How Sugar Brought An End to Hawaii’s Nationhood:

The mongooses found in Hawai’i are native to India and were originally introduced to Hawai’i Island in 1883 by the sugar industry to control rats in sugarcane fields on Maui, Moloka’i, and O’ahu.

Cane Toads: Fat, toxic, and nocturnal, cane toads (Rhinella marina) are abundant today in Hawaii, even though they are South American natives. Released on the Hawaiian Islands in the 1930s to combat sugar cane insect pests.

Two invasive species have Hawaiian reunion after 80-year separation: For the first time ever, Amblyomma rotundatum, an exotic tick that prefers cane toad blood, has been found clinging to wild cane toads in Hawaii. “This tick usually infests the toad in its native range, so it is an interesting case of an old foe catching up with a toad that long ago had left its enemy behind,” Kelehear says. “I can’t stress enough how interesting I find this.”

Thus it appears that HC&S was selling coal energy – not renewable energy: But HC&S has gotten away with no continuous stack monitoring and appears to have been out of compliance with the Clean Air Act for considerable periods of time because they claim they are a renewable energy generator.  Their plants are old (1952, 1973) and grandfathered in.  There is some question as to whether they are actually meeting even these older regulations in force at the time the plants were completed. The EPA opened an investigation of HC&S’s operation.

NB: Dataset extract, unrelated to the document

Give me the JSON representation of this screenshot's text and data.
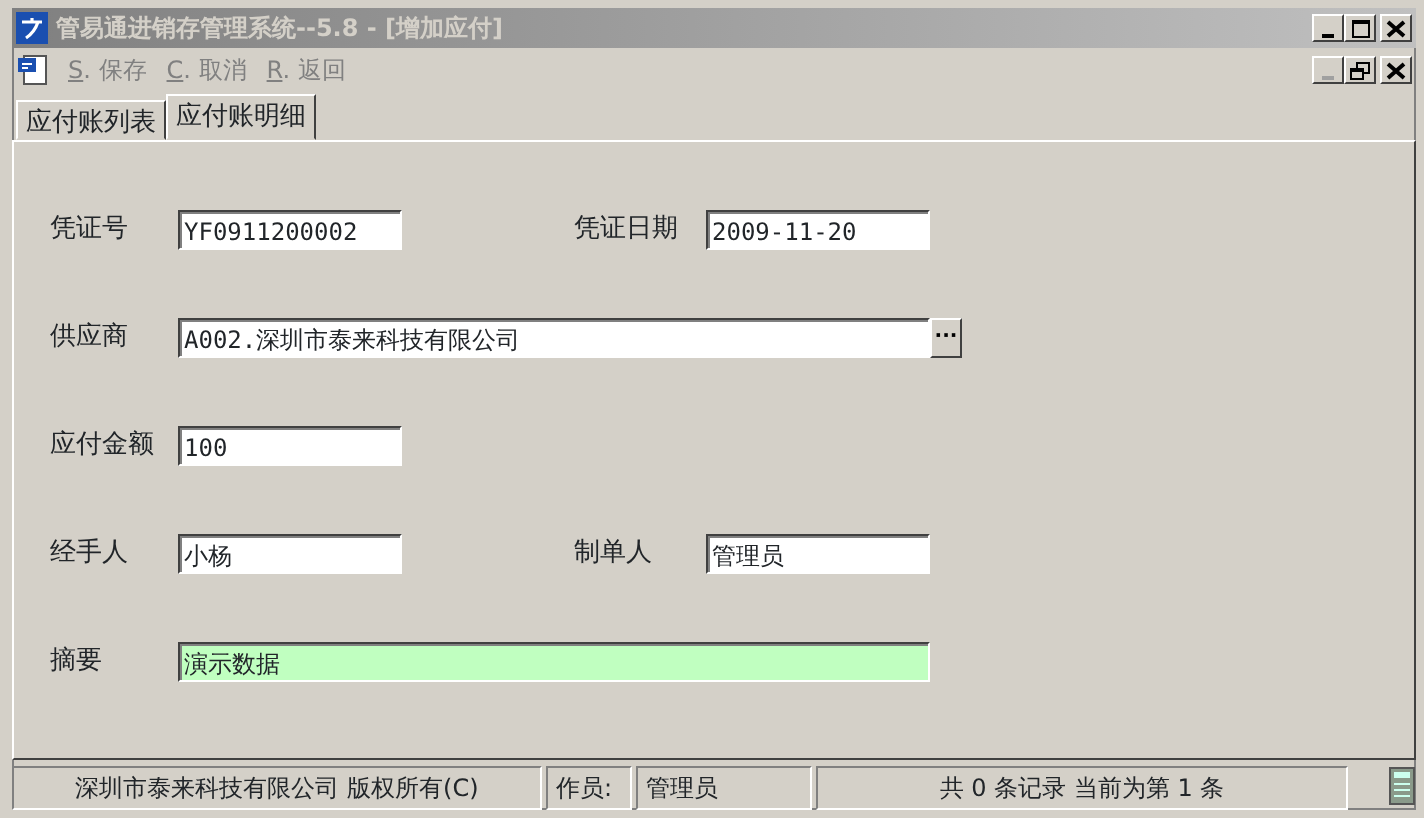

Sugar cane harvesting by burning on Maui island is an environmental health issue due to respiratory effects of smoke. Volcanic smog (“vog”) from an active volcano on a neighboring island periodically blankets Maui and could confound a study of cane smoke’s effects since cane burning is not allowed on vog days. This study examines the association between cane burning and emergency department (ED) visits, hospital admissions, and prescription fills for acute respiratory illnesses.

Most people in Hawai`i know that we are an oil state, but many are amazed that our number two fuel is coal. In the late 1980s the Department of Business, Economic Development and Tourism (DBEDT) decided that Hawai`i needed to diversify away from being so heavily dependent upon oil. So they chose coal.

Chemical Ripening of Sugar Cane, using chemicals sprayed by aircraft:

The sugar that saturates the American diet has a barbaric history as the ‘white gold’ that fueled slavery:

When the Civil War began and cut off sugar supplies from Louisiana to the North, Hawaii became the new sugar production center for the US. Sugar cane had actually arrived in Hawaii in prehistoric times and was being grown there by the indigenous people long before Cook’s discovery of the islands, but modern plantations were not established until the mid-1800s.–the-rise-of-the-plantation-system/

Sugar Beets: Sugar beets were selected with sugar levels that were comparable to sugar cane and the cost of extraction had dropped dramatically. Now the two kinds of sugar (Beets and Cane) were almost on equal footing. By 1854, 11% of the world’s sugar came from beets and by 1899 65% more sugar was extracted from sugar beets than sugar cane. Most of the labor force in today’s cane fields are still workers brought in from outside the production regions by labor managers. These workers continue to serve as cheap labor almost as slaves when money for food, housing, and other necessities is deducted from their salary leaving them in debt.–the-rise-of-the-plantation-system/